## WORK TASK
Word for word, reproduce the listing that follows, excluding any pictures it contains.

================================

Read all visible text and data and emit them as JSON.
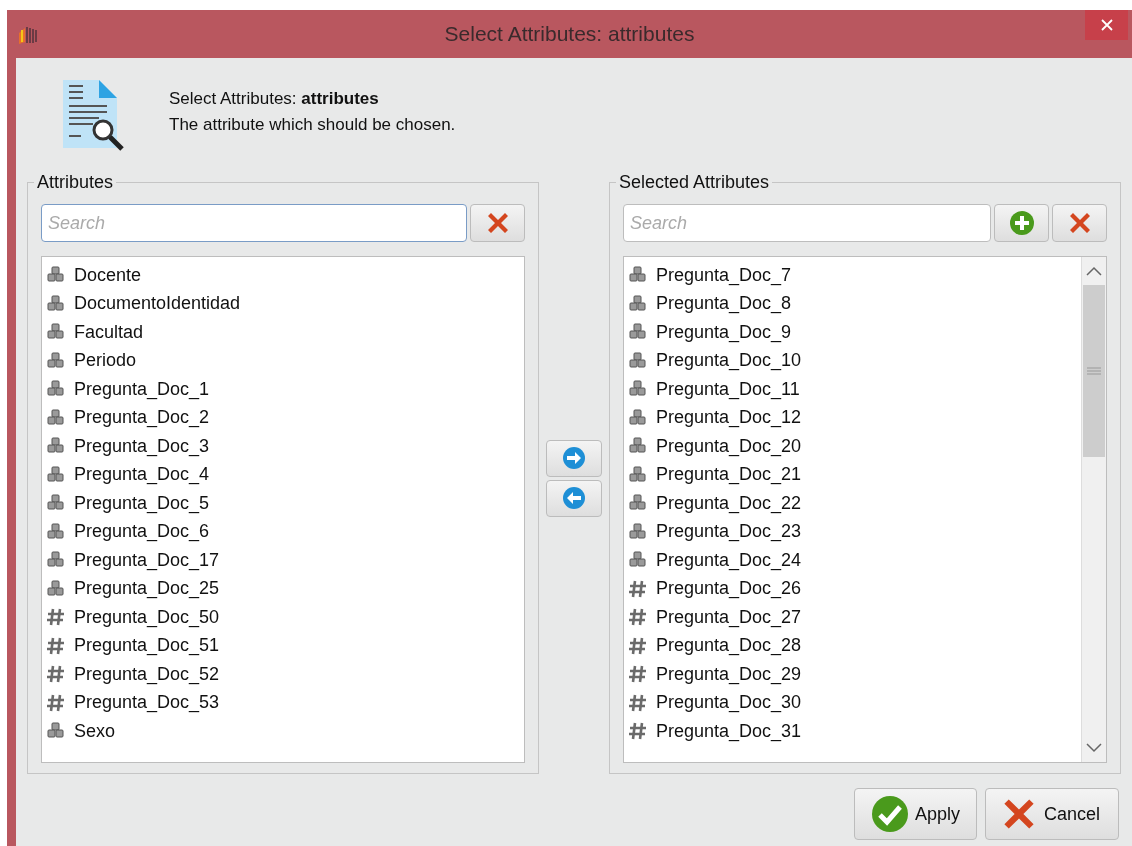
{
  "window": {
    "title": "Select Attributes: attributes"
  },
  "header": {
    "title": "Select Attributes: **attributes**",
    "description": "The attribute which should be chosen."
  },
  "panels": [
    {
      "title": "Attributes",
      "search": {
        "placeholder": "Search",
        "focused": true
      },
      "add_button": false,
      "scrollbar": false,
      "items": [
        {
          "label": "Docente",
          "kind": "nominal"
        },
        {
          "label": "DocumentoIdentidad",
          "kind": "nominal"
        },
        {
          "label": "Facultad",
          "kind": "nominal"
        },
        {
          "label": "Periodo",
          "kind": "nominal"
        },
        {
          "label": "Pregunta_Doc_1",
          "kind": "nominal"
        },
        {
          "label": "Pregunta_Doc_2",
          "kind": "nominal"
        },
        {
          "label": "Pregunta_Doc_3",
          "kind": "nominal"
        },
        {
          "label": "Pregunta_Doc_4",
          "kind": "nominal"
        },
        {
          "label": "Pregunta_Doc_5",
          "kind": "nominal"
        },
        {
          "label": "Pregunta_Doc_6",
          "kind": "nominal"
        },
        {
          "label": "Pregunta_Doc_17",
          "kind": "nominal"
        },
        {
          "label": "Pregunta_Doc_25",
          "kind": "nominal"
        },
        {
          "label": "Pregunta_Doc_50",
          "kind": "numeric"
        },
        {
          "label": "Pregunta_Doc_51",
          "kind": "numeric"
        },
        {
          "label": "Pregunta_Doc_52",
          "kind": "numeric"
        },
        {
          "label": "Pregunta_Doc_53",
          "kind": "numeric"
        },
        {
          "label": "Sexo",
          "kind": "nominal"
        }
      ]
    },
    {
      "title": "Selected Attributes",
      "search": {
        "placeholder": "Search",
        "focused": false
      },
      "add_button": true,
      "scrollbar": true,
      "items": [
        {
          "label": "Pregunta_Doc_7",
          "kind": "nominal"
        },
        {
          "label": "Pregunta_Doc_8",
          "kind": "nominal"
        },
        {
          "label": "Pregunta_Doc_9",
          "kind": "nominal"
        },
        {
          "label": "Pregunta_Doc_10",
          "kind": "nominal"
        },
        {
          "label": "Pregunta_Doc_11",
          "kind": "nominal"
        },
        {
          "label": "Pregunta_Doc_12",
          "kind": "nominal"
        },
        {
          "label": "Pregunta_Doc_20",
          "kind": "nominal"
        },
        {
          "label": "Pregunta_Doc_21",
          "kind": "nominal"
        },
        {
          "label": "Pregunta_Doc_22",
          "kind": "nominal"
        },
        {
          "label": "Pregunta_Doc_23",
          "kind": "nominal"
        },
        {
          "label": "Pregunta_Doc_24",
          "kind": "nominal"
        },
        {
          "label": "Pregunta_Doc_26",
          "kind": "numeric"
        },
        {
          "label": "Pregunta_Doc_27",
          "kind": "numeric"
        },
        {
          "label": "Pregunta_Doc_28",
          "kind": "numeric"
        },
        {
          "label": "Pregunta_Doc_29",
          "kind": "numeric"
        },
        {
          "label": "Pregunta_Doc_30",
          "kind": "numeric"
        },
        {
          "label": "Pregunta_Doc_31",
          "kind": "numeric"
        }
      ]
    }
  ],
  "buttons": [
    {
      "label": "Apply",
      "kind": "apply"
    },
    {
      "label": "Cancel",
      "kind": "cancel"
    }
  ]
}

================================

## EXERCISE RESPONSE
Read all visible text and data and emit them as JSON.
{
  "window": {
    "title": "Select Attributes: attributes"
  },
  "header": {
    "title": "Select Attributes: **attributes**",
    "description": "The attribute which should be chosen."
  },
  "panels": [
    {
      "title": "Attributes",
      "search": {
        "placeholder": "Search",
        "focused": true
      },
      "add_button": false,
      "scrollbar": false,
      "items": [
        {
          "label": "Docente",
          "kind": "nominal"
        },
        {
          "label": "DocumentoIdentidad",
          "kind": "nominal"
        },
        {
          "label": "Facultad",
          "kind": "nominal"
        },
        {
          "label": "Periodo",
          "kind": "nominal"
        },
        {
          "label": "Pregunta_Doc_1",
          "kind": "nominal"
        },
        {
          "label": "Pregunta_Doc_2",
          "kind": "nominal"
        },
        {
          "label": "Pregunta_Doc_3",
          "kind": "nominal"
        },
        {
          "label": "Pregunta_Doc_4",
          "kind": "nominal"
        },
        {
          "label": "Pregunta_Doc_5",
          "kind": "nominal"
        },
        {
          "label": "Pregunta_Doc_6",
          "kind": "nominal"
        },
        {
          "label": "Pregunta_Doc_17",
          "kind": "nominal"
        },
        {
          "label": "Pregunta_Doc_25",
          "kind": "nominal"
        },
        {
          "label": "Pregunta_Doc_50",
          "kind": "numeric"
        },
        {
          "label": "Pregunta_Doc_51",
          "kind": "numeric"
        },
        {
          "label": "Pregunta_Doc_52",
          "kind": "numeric"
        },
        {
          "label": "Pregunta_Doc_53",
          "kind": "numeric"
        },
        {
          "label": "Sexo",
          "kind": "nominal"
        }
      ]
    },
    {
      "title": "Selected Attributes",
      "search": {
        "placeholder": "Search",
        "focused": false
      },
      "add_button": true,
      "scrollbar": true,
      "items": [
        {
          "label": "Pregunta_Doc_7",
          "kind": "nominal"
        },
        {
          "label": "Pregunta_Doc_8",
          "kind": "nominal"
        },
        {
          "label": "Pregunta_Doc_9",
          "kind": "nominal"
        },
        {
          "label": "Pregunta_Doc_10",
          "kind": "nominal"
        },
        {
          "label": "Pregunta_Doc_11",
          "kind": "nominal"
        },
        {
          "label": "Pregunta_Doc_12",
          "kind": "nominal"
        },
        {
          "label": "Pregunta_Doc_20",
          "kind": "nominal"
        },
        {
          "label": "Pregunta_Doc_21",
          "kind": "nominal"
        },
        {
          "label": "Pregunta_Doc_22",
          "kind": "nominal"
        },
        {
          "label": "Pregunta_Doc_23",
          "kind": "nominal"
        },
        {
          "label": "Pregunta_Doc_24",
          "kind": "nominal"
        },
        {
          "label": "Pregunta_Doc_26",
          "kind": "numeric"
        },
        {
          "label": "Pregunta_Doc_27",
          "kind": "numeric"
        },
        {
          "label": "Pregunta_Doc_28",
          "kind": "numeric"
        },
        {
          "label": "Pregunta_Doc_29",
          "kind": "numeric"
        },
        {
          "label": "Pregunta_Doc_30",
          "kind": "numeric"
        },
        {
          "label": "Pregunta_Doc_31",
          "kind": "numeric"
        }
      ]
    }
  ],
  "buttons": [
    {
      "label": "Apply",
      "kind": "apply"
    },
    {
      "label": "Cancel",
      "kind": "cancel"
    }
  ]
}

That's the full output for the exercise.